# Research

**GeoTop's aims and vision****Geometry as a problem solver****The focus of our research****Preprints****Individual research interests**

**Copenhagen Centre for Geometry and Topology****: aims and vision**The Copenhagen Centre for Geometry and Topology seeks to understand the topology of geometric structures. We aim at solving long-standing open problems at the intersection of geometry and topology, from the behaviour of shortest paths to the shape of singularities, capitalizing on recent breakthroughs.

**Geometry as a problem solver **Geometry can be used to solve a host of problems in science and technology. This applies to the spread of forest fires, the shape of the universe, and many other things. These problems can be viewed as optimization questions or a temporal development puzzles for a given geometric shape.

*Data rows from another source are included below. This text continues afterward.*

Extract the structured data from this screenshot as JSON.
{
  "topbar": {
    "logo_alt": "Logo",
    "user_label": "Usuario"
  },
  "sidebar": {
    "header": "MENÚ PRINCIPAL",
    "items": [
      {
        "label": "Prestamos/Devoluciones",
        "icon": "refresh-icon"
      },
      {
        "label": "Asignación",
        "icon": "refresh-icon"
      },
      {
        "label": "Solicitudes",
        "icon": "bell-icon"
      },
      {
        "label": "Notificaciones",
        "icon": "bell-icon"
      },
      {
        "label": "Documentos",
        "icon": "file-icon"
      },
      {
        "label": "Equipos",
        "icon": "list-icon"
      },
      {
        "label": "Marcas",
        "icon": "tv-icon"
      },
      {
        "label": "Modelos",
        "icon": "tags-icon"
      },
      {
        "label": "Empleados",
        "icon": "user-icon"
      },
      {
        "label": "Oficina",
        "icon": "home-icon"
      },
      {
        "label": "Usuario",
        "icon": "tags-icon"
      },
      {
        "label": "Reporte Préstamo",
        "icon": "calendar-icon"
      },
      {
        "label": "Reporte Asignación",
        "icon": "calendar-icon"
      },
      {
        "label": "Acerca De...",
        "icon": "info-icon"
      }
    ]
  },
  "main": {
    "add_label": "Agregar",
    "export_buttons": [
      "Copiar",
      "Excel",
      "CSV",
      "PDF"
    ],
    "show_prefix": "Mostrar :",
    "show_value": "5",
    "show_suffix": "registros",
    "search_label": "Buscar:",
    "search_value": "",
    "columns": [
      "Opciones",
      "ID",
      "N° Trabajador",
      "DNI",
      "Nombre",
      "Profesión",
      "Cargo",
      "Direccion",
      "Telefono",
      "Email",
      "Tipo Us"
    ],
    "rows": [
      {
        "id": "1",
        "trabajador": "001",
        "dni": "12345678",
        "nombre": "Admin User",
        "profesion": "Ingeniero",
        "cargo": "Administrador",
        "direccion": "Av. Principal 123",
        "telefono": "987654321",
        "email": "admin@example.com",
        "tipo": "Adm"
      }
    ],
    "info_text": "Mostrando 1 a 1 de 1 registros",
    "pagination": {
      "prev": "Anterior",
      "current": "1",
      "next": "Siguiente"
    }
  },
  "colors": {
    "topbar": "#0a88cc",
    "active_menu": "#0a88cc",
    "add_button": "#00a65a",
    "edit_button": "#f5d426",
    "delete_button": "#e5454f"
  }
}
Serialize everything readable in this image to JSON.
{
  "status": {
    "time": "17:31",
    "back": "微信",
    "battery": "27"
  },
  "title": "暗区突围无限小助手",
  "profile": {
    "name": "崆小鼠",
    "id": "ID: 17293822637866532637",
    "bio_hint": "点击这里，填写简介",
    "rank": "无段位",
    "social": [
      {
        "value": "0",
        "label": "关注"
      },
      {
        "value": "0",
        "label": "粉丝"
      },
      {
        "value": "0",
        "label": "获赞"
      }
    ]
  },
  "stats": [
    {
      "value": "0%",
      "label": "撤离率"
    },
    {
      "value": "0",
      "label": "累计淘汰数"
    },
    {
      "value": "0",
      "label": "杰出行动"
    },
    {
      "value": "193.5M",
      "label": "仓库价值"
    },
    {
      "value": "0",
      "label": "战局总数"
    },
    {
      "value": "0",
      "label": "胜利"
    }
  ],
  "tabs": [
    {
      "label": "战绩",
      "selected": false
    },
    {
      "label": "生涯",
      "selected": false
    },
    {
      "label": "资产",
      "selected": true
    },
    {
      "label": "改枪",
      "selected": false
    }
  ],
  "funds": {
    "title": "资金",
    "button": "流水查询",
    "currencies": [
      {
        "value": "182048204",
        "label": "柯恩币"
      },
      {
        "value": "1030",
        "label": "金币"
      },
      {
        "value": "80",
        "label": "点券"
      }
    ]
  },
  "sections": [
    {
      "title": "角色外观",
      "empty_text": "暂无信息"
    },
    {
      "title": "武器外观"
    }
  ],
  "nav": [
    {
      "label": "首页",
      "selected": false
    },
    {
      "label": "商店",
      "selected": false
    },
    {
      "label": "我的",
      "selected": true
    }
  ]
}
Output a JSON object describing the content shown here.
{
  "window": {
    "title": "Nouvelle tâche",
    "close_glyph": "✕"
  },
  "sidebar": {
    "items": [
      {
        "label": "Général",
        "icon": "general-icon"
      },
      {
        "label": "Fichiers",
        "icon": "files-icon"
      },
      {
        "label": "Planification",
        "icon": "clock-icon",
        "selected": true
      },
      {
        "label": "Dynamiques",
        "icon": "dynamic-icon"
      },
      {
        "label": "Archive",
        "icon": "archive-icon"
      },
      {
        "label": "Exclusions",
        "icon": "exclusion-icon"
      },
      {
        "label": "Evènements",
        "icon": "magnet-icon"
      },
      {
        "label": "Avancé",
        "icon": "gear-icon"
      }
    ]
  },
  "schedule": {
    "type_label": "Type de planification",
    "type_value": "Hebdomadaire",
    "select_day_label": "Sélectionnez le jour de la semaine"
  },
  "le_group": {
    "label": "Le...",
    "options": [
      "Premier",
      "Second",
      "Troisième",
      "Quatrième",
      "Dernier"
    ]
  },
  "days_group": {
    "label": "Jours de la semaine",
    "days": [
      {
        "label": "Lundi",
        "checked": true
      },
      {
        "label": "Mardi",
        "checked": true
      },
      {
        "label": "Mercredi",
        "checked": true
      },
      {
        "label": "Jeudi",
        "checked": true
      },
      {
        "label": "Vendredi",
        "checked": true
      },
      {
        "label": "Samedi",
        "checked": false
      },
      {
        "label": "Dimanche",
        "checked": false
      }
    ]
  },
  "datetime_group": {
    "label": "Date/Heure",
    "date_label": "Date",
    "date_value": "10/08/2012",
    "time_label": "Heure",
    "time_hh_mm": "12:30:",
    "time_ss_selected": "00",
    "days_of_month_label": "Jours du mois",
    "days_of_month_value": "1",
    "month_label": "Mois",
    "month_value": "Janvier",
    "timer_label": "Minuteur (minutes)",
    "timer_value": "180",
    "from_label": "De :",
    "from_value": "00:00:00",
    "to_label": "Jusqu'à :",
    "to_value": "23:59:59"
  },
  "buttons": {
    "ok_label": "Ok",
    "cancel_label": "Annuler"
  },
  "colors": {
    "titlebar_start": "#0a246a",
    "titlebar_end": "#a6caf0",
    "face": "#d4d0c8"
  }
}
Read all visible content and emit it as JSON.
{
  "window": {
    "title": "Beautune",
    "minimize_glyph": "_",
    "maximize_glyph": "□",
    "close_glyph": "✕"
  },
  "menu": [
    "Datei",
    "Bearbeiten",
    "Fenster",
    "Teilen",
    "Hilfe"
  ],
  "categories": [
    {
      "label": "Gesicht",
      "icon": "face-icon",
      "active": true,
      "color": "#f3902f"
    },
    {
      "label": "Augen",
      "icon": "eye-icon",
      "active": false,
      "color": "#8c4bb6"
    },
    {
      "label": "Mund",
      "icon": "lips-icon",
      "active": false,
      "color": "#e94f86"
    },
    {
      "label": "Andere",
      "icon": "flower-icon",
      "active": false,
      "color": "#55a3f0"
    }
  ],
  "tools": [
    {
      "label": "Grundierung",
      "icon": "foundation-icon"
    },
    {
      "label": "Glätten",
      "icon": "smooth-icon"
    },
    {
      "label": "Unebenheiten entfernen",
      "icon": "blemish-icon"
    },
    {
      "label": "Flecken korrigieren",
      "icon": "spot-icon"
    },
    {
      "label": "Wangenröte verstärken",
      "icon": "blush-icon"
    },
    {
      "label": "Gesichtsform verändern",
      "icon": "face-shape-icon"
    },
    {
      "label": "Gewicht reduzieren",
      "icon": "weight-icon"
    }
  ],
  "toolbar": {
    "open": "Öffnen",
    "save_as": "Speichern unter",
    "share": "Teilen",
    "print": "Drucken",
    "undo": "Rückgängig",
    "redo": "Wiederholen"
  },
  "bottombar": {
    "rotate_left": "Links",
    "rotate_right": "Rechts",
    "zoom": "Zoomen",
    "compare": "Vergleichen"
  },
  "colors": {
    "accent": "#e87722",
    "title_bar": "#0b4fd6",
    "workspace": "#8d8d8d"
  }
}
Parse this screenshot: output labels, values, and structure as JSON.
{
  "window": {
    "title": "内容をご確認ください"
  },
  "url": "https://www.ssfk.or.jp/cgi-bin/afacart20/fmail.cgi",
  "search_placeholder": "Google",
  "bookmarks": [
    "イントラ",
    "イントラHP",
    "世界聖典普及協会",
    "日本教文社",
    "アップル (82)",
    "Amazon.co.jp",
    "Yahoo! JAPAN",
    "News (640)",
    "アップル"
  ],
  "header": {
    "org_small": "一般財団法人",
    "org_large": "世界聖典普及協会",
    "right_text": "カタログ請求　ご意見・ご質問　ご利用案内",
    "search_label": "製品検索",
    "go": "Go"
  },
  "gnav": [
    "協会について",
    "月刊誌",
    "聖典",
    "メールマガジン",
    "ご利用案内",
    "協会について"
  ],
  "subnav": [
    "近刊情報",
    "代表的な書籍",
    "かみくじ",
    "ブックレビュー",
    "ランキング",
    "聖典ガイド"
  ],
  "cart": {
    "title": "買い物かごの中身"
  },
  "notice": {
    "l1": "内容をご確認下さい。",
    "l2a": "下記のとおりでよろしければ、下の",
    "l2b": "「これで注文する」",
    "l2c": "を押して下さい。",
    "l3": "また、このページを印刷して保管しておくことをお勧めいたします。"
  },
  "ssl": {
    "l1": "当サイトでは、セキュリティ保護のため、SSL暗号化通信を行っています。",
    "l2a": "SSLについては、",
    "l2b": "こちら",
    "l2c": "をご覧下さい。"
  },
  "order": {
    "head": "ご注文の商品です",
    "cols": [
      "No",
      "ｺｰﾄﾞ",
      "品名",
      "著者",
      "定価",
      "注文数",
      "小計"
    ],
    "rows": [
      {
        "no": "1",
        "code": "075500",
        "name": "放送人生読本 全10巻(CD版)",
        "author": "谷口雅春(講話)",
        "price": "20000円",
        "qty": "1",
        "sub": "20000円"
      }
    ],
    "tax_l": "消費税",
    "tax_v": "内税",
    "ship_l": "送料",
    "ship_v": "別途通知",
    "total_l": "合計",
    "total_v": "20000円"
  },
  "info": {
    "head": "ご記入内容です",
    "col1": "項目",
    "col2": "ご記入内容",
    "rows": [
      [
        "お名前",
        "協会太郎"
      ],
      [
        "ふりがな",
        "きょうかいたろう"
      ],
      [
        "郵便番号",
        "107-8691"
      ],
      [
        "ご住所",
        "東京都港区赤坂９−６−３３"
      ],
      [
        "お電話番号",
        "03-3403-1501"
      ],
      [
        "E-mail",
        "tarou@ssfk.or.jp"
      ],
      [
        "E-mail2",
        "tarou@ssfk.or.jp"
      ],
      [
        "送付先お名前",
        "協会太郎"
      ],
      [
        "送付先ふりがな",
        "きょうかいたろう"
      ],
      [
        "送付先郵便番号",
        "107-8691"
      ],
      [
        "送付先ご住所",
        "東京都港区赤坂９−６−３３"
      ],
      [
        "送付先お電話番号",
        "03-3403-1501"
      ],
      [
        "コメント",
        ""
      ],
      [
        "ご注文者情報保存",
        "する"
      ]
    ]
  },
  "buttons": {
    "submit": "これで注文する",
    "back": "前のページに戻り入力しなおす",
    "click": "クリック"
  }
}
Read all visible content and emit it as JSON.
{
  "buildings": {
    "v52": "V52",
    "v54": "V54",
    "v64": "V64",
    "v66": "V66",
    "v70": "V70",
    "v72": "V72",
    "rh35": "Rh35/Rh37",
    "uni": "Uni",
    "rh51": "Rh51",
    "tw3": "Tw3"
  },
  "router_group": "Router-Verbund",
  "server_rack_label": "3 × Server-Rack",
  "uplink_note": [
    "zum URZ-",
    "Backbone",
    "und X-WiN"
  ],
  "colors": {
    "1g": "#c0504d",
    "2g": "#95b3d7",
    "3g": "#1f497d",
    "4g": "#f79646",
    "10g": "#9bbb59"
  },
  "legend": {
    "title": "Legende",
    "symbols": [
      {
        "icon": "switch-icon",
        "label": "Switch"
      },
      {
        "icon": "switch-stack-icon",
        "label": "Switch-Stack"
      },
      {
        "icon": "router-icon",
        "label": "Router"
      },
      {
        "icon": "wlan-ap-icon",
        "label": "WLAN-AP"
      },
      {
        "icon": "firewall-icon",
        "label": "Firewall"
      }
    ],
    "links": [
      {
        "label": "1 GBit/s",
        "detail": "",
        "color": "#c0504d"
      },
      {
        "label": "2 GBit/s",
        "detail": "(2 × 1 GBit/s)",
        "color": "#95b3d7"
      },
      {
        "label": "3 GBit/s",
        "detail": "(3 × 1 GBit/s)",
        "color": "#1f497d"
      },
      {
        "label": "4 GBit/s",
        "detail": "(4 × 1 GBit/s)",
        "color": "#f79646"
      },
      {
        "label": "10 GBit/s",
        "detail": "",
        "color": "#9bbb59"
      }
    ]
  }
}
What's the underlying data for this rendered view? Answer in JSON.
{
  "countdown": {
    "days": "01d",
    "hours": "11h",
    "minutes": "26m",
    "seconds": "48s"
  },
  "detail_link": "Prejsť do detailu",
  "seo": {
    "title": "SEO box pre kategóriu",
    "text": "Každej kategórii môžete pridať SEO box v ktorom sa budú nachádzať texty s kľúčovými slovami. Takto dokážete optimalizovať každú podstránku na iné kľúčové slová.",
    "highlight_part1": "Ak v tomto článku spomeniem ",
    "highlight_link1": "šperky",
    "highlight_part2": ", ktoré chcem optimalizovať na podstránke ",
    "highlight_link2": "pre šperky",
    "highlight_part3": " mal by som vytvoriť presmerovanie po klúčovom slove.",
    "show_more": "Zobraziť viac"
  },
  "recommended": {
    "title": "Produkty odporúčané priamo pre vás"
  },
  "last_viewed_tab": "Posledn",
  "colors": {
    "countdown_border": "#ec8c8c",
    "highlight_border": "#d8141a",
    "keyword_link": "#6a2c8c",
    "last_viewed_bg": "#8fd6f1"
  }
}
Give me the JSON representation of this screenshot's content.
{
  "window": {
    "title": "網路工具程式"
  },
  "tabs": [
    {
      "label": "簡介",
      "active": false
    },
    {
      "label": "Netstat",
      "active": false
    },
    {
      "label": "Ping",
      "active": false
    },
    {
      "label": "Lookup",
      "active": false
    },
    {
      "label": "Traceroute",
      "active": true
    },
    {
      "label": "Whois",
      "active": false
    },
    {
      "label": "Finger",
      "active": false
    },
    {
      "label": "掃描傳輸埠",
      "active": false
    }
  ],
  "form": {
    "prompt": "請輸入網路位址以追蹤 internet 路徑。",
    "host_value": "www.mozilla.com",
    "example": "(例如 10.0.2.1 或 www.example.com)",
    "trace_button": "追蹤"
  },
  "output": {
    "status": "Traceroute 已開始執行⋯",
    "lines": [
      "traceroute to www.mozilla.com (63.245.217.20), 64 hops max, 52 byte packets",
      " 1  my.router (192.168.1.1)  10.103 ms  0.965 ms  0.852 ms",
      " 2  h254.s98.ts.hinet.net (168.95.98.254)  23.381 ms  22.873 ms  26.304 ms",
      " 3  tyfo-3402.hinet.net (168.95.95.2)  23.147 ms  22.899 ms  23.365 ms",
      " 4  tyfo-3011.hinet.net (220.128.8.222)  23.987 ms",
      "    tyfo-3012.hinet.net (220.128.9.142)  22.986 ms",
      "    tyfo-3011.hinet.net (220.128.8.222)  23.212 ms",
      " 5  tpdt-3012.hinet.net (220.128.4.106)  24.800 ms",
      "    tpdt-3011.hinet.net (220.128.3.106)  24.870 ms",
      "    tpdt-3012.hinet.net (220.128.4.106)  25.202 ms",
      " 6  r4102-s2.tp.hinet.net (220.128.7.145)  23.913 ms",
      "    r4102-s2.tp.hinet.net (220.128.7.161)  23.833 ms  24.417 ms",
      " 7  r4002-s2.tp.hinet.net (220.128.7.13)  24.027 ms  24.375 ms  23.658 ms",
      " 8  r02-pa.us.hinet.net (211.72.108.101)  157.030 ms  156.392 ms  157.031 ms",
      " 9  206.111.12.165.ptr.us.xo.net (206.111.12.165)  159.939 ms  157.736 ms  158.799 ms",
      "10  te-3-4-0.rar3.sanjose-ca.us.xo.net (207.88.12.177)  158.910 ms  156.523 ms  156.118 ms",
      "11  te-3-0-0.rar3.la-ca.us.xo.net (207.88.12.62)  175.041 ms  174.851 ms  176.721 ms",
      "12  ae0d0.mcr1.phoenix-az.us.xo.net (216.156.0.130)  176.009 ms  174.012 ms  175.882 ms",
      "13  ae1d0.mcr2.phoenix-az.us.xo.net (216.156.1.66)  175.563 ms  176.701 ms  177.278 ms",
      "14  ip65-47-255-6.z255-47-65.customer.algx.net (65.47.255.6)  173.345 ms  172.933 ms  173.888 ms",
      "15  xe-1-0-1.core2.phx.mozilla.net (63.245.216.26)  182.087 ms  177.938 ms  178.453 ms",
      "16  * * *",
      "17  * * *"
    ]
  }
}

Geometry concerns itself with quantitative issues like distances, angles and areas of geometric objects. In topology, on the other hand, one examines their qualitative properties. The focus is here on the shapes, asking for example how many holes there are, and relative positions, remembering which points can be connected by a path. These topological properties, unlike the above geometric ones, stay unchanged when you bend or stretch the geometric object.

**The focus of our research**Our research especially involves three types of mathematical objects: moduli spaces, geodesics, and singularities. Loosely speaking:

**A moduli space**is a set of mathematical objects, like curves or surfaces, that is itself organized as a geometric or topological object using a notion of “closeness"**A geodesic**is a path that locally minimizes distance, a “most efficient" path**A singularity**is a special point, like the center of a black hole in spacetime, where e.g., the equations are undefined, or the structure is not smooth

These three concepts are highly intertwined, and many of our research questions do in fact involve several of them simultaneously. We ask: how many shortest paths in a space return to their starting point? Do these paths self-intersect? What is the shape of minimal surfaces? Are moduli spaces of geometric objects themselves geometric? Thereby, we seek to further our understanding of geometry and topology. This new knowledge is expected to help solving many problems in other fields.

Preprints and papers can be found in ArXiv with report number: CPH-GEOTOP-DNRF151 (external site)